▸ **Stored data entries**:
'''

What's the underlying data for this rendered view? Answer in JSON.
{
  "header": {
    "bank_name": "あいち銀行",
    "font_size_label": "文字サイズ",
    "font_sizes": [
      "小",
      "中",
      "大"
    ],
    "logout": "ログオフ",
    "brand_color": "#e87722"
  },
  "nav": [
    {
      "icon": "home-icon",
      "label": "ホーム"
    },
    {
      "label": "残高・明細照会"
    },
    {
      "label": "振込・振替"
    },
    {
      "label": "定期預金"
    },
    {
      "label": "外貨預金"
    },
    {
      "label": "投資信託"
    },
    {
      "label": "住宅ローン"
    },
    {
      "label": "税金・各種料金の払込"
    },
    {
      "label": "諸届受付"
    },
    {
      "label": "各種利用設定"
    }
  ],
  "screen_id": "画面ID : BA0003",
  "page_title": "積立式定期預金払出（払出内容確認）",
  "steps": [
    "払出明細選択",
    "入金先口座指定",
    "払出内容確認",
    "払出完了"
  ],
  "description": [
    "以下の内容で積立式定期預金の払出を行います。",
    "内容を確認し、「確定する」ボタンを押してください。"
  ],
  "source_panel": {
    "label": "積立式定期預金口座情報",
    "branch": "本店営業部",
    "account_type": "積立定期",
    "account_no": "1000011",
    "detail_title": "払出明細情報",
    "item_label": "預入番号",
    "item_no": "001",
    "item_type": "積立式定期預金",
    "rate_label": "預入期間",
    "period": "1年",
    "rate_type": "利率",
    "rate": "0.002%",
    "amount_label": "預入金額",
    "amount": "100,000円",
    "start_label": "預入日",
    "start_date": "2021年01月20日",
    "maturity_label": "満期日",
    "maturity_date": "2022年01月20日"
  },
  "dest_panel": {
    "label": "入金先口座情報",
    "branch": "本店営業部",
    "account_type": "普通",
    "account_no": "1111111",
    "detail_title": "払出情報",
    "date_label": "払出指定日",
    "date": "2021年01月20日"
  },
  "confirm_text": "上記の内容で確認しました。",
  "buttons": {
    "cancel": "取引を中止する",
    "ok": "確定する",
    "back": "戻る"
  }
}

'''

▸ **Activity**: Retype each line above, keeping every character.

▸ **Reply to the exercise**:
What's the underlying data for this rendered view? Answer in JSON.
{
  "header": {
    "bank_name": "あいち銀行",
    "font_size_label": "文字サイズ",
    "font_sizes": [
      "小",
      "中",
      "大"
    ],
    "logout": "ログオフ",
    "brand_color": "#e87722"
  },
  "nav": [
    {
      "icon": "home-icon",
      "label": "ホーム"
    },
    {
      "label": "残高・明細照会"
    },
    {
      "label": "振込・振替"
    },
    {
      "label": "定期預金"
    },
    {
      "label": "外貨預金"
    },
    {
      "label": "投資信託"
    },
    {
      "label": "住宅ローン"
    },
    {
      "label": "税金・各種料金の払込"
    },
    {
      "label": "諸届受付"
    },
    {
      "label": "各種利用設定"
    }
  ],
  "screen_id": "画面ID : BA0003",
  "page_title": "積立式定期預金払出（払出内容確認）",
  "steps": [
    "払出明細選択",
    "入金先口座指定",
    "払出内容確認",
    "払出完了"
  ],
  "description": [
    "以下の内容で積立式定期預金の払出を行います。",
    "内容を確認し、「確定する」ボタンを押してください。"
  ],
  "source_panel": {
    "label": "積立式定期預金口座情報",
    "branch": "本店営業部",
    "account_type": "積立定期",
    "account_no": "1000011",
    "detail_title": "払出明細情報",
    "item_label": "預入番号",
    "item_no": "001",
    "item_type": "積立式定期預金",
    "rate_label": "預入期間",
    "period": "1年",
    "rate_type": "利率",
    "rate": "0.002%",
    "amount_label": "預入金額",
    "amount": "100,000円",
    "start_label": "預入日",
    "start_date": "2021年01月20日",
    "maturity_label": "満期日",
    "maturity_date": "2022年01月20日"
  },
  "dest_panel": {
    "label": "入金先口座情報",
    "branch": "本店営業部",
    "account_type": "普通",
    "account_no": "1111111",
    "detail_title": "払出情報",
    "date_label": "払出指定日",
    "date": "2021年01月20日"
  },
  "confirm_text": "上記の内容で確認しました。",
  "buttons": {
    "cancel": "取引を中止する",
    "ok": "確定する",
    "back": "戻る"
  }
}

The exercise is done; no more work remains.